According to a new Washington Post/ABC News poll, seven in ten voters believe that the Republican party is “out of touch with the concerns of most people in the United States today.”
What follows is a plan for how the GOP can win back their trust — and a build a conservative majority in the process.
But first, a little history.
And what did the GOP’s brilliant consultant class conclude from this resounding defeat? They declared that the GOP must embrace amnesty. The Republican National Committee dutifully issued a report calling for a “comprehensive immigration reform” that would inevitably increase the flow of low-skilled immigration, reducing the wages and living standards of the very voters whose trust the GOP had lost.
Over the past four decades, as factories were shuttered and blue-collar jobs were outsourced or automated, net immigration quadrupled. Yet the corporate-consultant class has pronounced that an insufficient level of immigration is the problem. A more colossal misreading of the political moment has rarely occurred.
Perhaps the most important political development now unfolding in the U.S. is the public’s growing loss of faith in our political and financial elites of both parties. To open the ears of disaffected voters, the GOP must break publicly from the elite immigration consensus of Wall Street and Davos. Republicans have a clear path to building a conservative majority if they free themselves from the corporate consultants and demonstrate to the American public that the GOP is the only party aligned with the core interests, concerns, and beliefs of everyday hardworking citizens.
But the immigration “principles” offered by House GOP leaders imply that record immigration levels must be increased further to meet “the needs of employers.” One such GOP proposal — to provide the food industry with half a million low-skilled workers each year — was polled by Rasmussen. Nearly 70 percent of independent voters opposed it.

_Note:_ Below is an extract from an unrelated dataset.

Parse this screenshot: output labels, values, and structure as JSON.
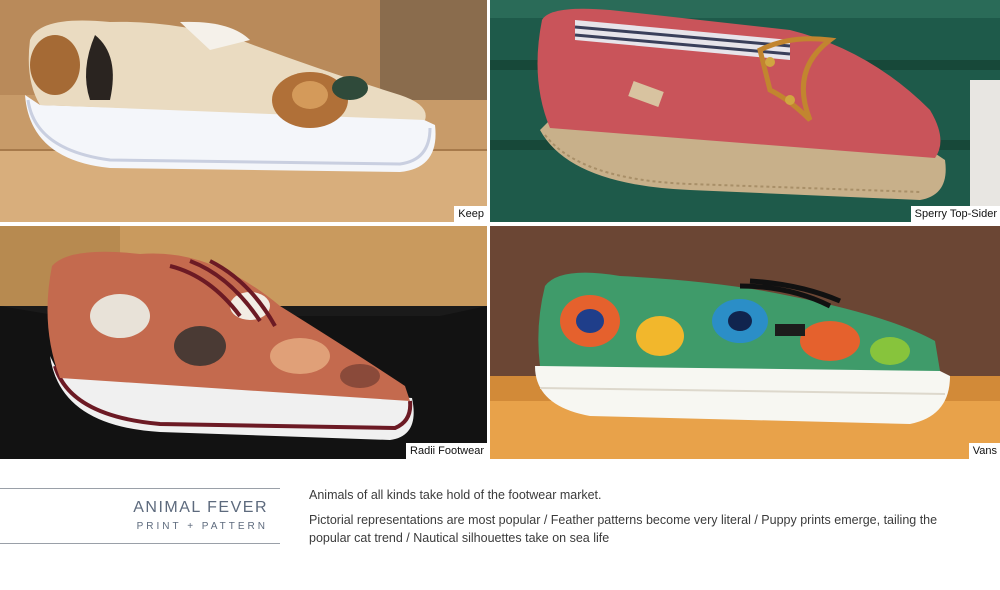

“Most business leaders have long favored more open immigration. Different businesses want different kinds of people,” a prominent GOP fundraiser declared on TV. “A restaurant may want waiters and cooks; a hospital wants nurses and doctors; a university wants physicists; a business like Exelon needs more engineers.” Asked by the interviewer about hiring U.S. workers for open jobs, he replied that many of those now unemployed are “unable to compete for them.”

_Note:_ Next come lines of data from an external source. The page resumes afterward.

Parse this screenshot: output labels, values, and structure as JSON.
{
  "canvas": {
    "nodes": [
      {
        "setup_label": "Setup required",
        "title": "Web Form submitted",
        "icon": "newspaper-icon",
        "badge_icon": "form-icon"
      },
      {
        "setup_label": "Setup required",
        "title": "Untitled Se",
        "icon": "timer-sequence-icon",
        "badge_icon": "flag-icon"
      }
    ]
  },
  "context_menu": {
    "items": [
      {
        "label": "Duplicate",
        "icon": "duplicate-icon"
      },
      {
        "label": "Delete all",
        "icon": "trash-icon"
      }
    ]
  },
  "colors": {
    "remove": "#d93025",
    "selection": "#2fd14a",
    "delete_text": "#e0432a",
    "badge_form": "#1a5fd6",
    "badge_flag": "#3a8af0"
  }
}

Is that the message of a winning party? It might win a majority of votes at a dinner party in a gated community in Bel Air, but it is an act of profound delusion to think that plan can form the basis of a nationwide Republican resurgence.
Democrats in Washington have already cast their lot. A recent report from the Center for Immigration Studies shows that all net employment gains from 2000 to 2013 — a period of record legal immigration — went to immigrant workers, and yet the immigration plan championed by the White House and congressional Democrats would triple the number of immigrants given permanent legal status over the next decade, and it would double the annual flow of guest workers to compete for jobs in every sector of the U.S. economy. The Democrats’ plan delivers for international corporations, open-borders groups, and even workers now living in other countries — all at the expense of American workers.
So Republicans have a choice. They can either join the Democrats as the second political party in Washington advocating uncontrolled immigration, or they can offer the public a principled alternative and represent the American workers Democrats have jettisoned. Republicans can either help the White House enact an immigration plan that will hollow out the American middle class, or they can finally expose the truth about the White House plan and detail the enormous harm it will inflict.
Republicans could then illustrate how, on every policy front, the Left embraces an agenda that benefits only the fortunate few. Their agenda includes: energy restrictions that destroy jobs and drive up costs; maze-like administrative rules that only the largest companies can navigate; nationalized health care that shrinks the work force; Federal Reserve stimulus, which helps big firms at the expense of small savers; taxes and regulation that close plants and send work overseas; massive spending that makes Washington a boomtown while impoverishing the nation; bureaucratic interference in schools and homes; intrusive government; a surging welfare state; endless deficits; and an increasingly open-borders immigration plan. Each of these policies directly harms working Americans. Each of these policies serves the political interests of Democrats while entailing lower pay, fewer hours, and higher unemployment for dedicated American workers.
Wherever the policies of the Left have been faithfully implemented, as in Detroit, human tragedy has followed. The future offered by the Left — a shrinking work force struggling to fund a growing welfare state — is not only unsustainable but uncompassionate. Compassion demands that we spare no effort in helping millions now jobless to realize the dream of financial independence. This is the urgent economic task of the 21st century.
Too often, Republicans have offered a passive reply to the Left’s refrain that the GOP does not care for those in need. The usual GOP responses — that the Left is engaged in “class warfare,” or is not presenting “credible solutions,” or is “kicking the can down the road” — fail to rebut the underlying slander. Instead, Republicans should hold the Left accountable for the social and moral harm its policies have inflicted on every community that has suffered for decades under its disastrous policy regime.
The GOP cannot win a bidding war with Democrats, carried from election cycle to election cycle in perpetuity, about who is willing to embrace the most generous amnesty and the most expansive immigration policy. Moreover, polling shows that by a margin of two to one Americans wish to see immigration curbed, and that by a margin of three to one those earning under $30,000 — the very group the GOP is hemorrhaging — favor a reduction over an increase.